To win Indiana’s 5th District Congressional seat, Democrat Christina Hale knows she’s going to have to reach across the political aisle.
The district has been represented by a Republican since its boundaries were formed in 2000, but this year it’s been labeled a “toss up” by nonpartisan The Cook Political Report and is expected to be one of the most competitive federal races in the state.
Hale’s opponents in the Nov. 3 general election are Republican Victoria Spartz, a state senator from Noblesville, and Ken Tucker, a Libertarian from Westfield. Hale received 40.8 percent of the vote in the May primary to beat out four other Democrats for the nomination. The congressional seat is being vacated by retiring Republican Susan Brooks.
Hale said her track record in the Indiana House of Representatives shows that she knows how to work with people outside her party.
“It’s pretty easy if you are sincere, if you take the time to develop personal and professional trust with everybody,” she said. “Most issues are human issues, they’re not Republican issues or Democrat issues. I’ve done a lot of work to protect vulnerable populations, such as children from sexual violence, and everybody cares about that.”

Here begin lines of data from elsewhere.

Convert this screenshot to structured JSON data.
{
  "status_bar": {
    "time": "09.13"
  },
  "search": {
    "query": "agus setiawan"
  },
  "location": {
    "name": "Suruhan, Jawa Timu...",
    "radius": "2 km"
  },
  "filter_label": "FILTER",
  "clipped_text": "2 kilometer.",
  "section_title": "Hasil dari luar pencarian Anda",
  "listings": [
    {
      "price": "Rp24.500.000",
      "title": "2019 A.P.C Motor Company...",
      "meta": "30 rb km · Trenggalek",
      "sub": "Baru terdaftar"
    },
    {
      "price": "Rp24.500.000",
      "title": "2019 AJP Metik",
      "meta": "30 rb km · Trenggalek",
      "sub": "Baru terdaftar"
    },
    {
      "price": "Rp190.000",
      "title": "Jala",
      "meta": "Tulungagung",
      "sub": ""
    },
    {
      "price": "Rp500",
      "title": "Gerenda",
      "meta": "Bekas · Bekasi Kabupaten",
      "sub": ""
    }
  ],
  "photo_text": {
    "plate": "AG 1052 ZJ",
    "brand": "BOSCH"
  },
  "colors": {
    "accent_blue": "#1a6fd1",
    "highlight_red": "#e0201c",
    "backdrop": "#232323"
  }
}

If elected, Hale said identifying other representatives willing to reach across the aisle will be among her first orders of business.
“No party has a monopoly on good ideas,” she said. “I couldn’t have gotten one bill passed (in the Indiana Legislature) if a Republican didn’t help me. I’m grateful for their help, and I’m going to pay that forward. I have a feeling I’m going to be serving in the majority for the first time, and I’m never going to forget what it feels like to be in the minority and needing the help from the other party to get something really important for my community done.”
Hale said among her top priorities is ensuring that affordable health care is available to all, whether through private or public plans. She became a single mom while a student at Purdue University and remembers the struggle to ensure her young son had health insurance, even when she couldn’t afford it for herself.
“I lived with that stress and anxiety and fear of knowing I was just one illness or accident away from economic devastation,” Hale said.
The COVID-19 pandemic has intensified those feelings for many, Hale said, with scores of Hoosiers losing jobs that may not return. She said she is disappointed in the federal government’s response to the pandemic, and she wants to ensure the nation is better prepared for the next public health crisis.
“We’ve had enough time to chessboard this out and really have a considered response that would contain the disease in a way that would help us move through this period sooner, with fewer people contracting the disease and with fewer deaths,” she said. “I think it’s time Congress set this petty bickering aside and just get the things done that people need right now as we’re living through this crisis together.”
Before announcing her bid for the 5th District, Hale was the executive director of youth programs at Indianapolis-based service club Kiwanis International. She served in the Indiana House of Representatives from 2012 to 2016, when she unsuccessfully ran for lieutenant governor alongside gubernatorial candidate John Gregg.
Hale and her husband, Chris, reside in Indianapolis.
Learn more at HaleforCongress.com.